biology studies of these molluscs are considerably less advanced.
The genomes of several invertebrates have now been sequenced and the molecular
make-up of organisms such as Drosophila and Caenorrhabditis elegans
are forthcoming. In the field of tropical medicine sequencing of the malaria
parasite and its vector host Anopheles gambiae are in progress,
and several other genome projects are underway, including that of S.
mansoni. We realize that mapping the genome of B. glabrata would
be one of the larger sequencing efforts to be undertaken in the infectious
disease arena. The molecular information already gathered on this species
however places it in the forefront of molecular studies for any member
of the phylum Mollusca. In the animal kingdom, members of this phylum are
second only to those of the Arthropoda (insects, spiders, crustaceans)
in their numbers and diversity. Information on the genome of B. glabrata
would also have relevance for molluscan species that serve as hosts for
a number of other trematode, and some nematode, infectious agents.
Besides schistosomiasis, diseases such as fascioliasis, clonorchiasis,
and paragonimiasis represent only a few of the snail transmitted diseases
with worldwide medical and economic impact.
Since schistosomes alternate between a vertebrate
and invertebrate host, we believe that ongoing sequencing efforts for S.
mansoni will produce some significant gaps in our knowledge without

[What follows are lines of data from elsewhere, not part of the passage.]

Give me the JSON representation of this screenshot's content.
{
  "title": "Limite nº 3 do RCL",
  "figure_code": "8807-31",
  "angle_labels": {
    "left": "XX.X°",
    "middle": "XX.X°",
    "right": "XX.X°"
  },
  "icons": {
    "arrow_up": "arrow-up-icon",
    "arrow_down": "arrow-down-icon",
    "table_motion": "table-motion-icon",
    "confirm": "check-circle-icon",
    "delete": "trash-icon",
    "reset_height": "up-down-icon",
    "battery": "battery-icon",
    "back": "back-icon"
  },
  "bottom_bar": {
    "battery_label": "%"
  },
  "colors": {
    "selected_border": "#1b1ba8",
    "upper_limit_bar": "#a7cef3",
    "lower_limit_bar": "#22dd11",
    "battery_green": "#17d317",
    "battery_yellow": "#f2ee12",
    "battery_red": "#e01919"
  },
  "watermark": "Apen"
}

having comparable sequence information for its snail host. The degree of
parasite differentiation in the snail is much greater than it is in the
mammalian host, and gene expression by the parasite in snail tissue is
likely more varied.
As evidenced by the success of the human genome project,
and the sequencing efforts of several other complex genomes, the technology
certainly exists for sequencing this species as well. Such an effort will
likely be the most efficient way (in labor and material cost) to advance
our molecular knowledge in such a complex system.
We propose that, for a meaningful start to a genome
project for this organism, our collective efforts could be organized into
2 major phases. The approach proposed is flexible and may be adjusted on
consultation with other investigators.
Phase 1 – Presequencing approaches
Using a multigroup effort, the labor for this could
be partitioned in the following way
- Initiate "gene
discovery" (EST) projects by individual investigator labs
BAC libraries with inserts at least 120Kb with 5- to 6-fold coverage
cDNA libraries from specific regions or tissues of interest for EST-based
- Map new or
already known genes to the BACs so that contigs can be identified
- Map BACs to
Phase 2 - Sequencing approaches
- Employ whole genome
shotgun sequencing, or shotgun sequencing of relevant chromosomes or BACs
In summary, schistosomiasis research has been supported by NIH-NIAID
for roughly 50 years. As a consequence great strides have been made in
understanding the biology of the parasite and, most notably, deciphering
immune components of the disease process in the mammalian host. We feel
the time is appropriate now to sequence the genome of B. glabrata,
thus giving more relevance to the information coming from the sequencing
efforts for S. mansoni, and spearheading the NIH-supported sequencing
movement into an entirely new phylum of medically and economically important
Fred Lewis and Matty Knight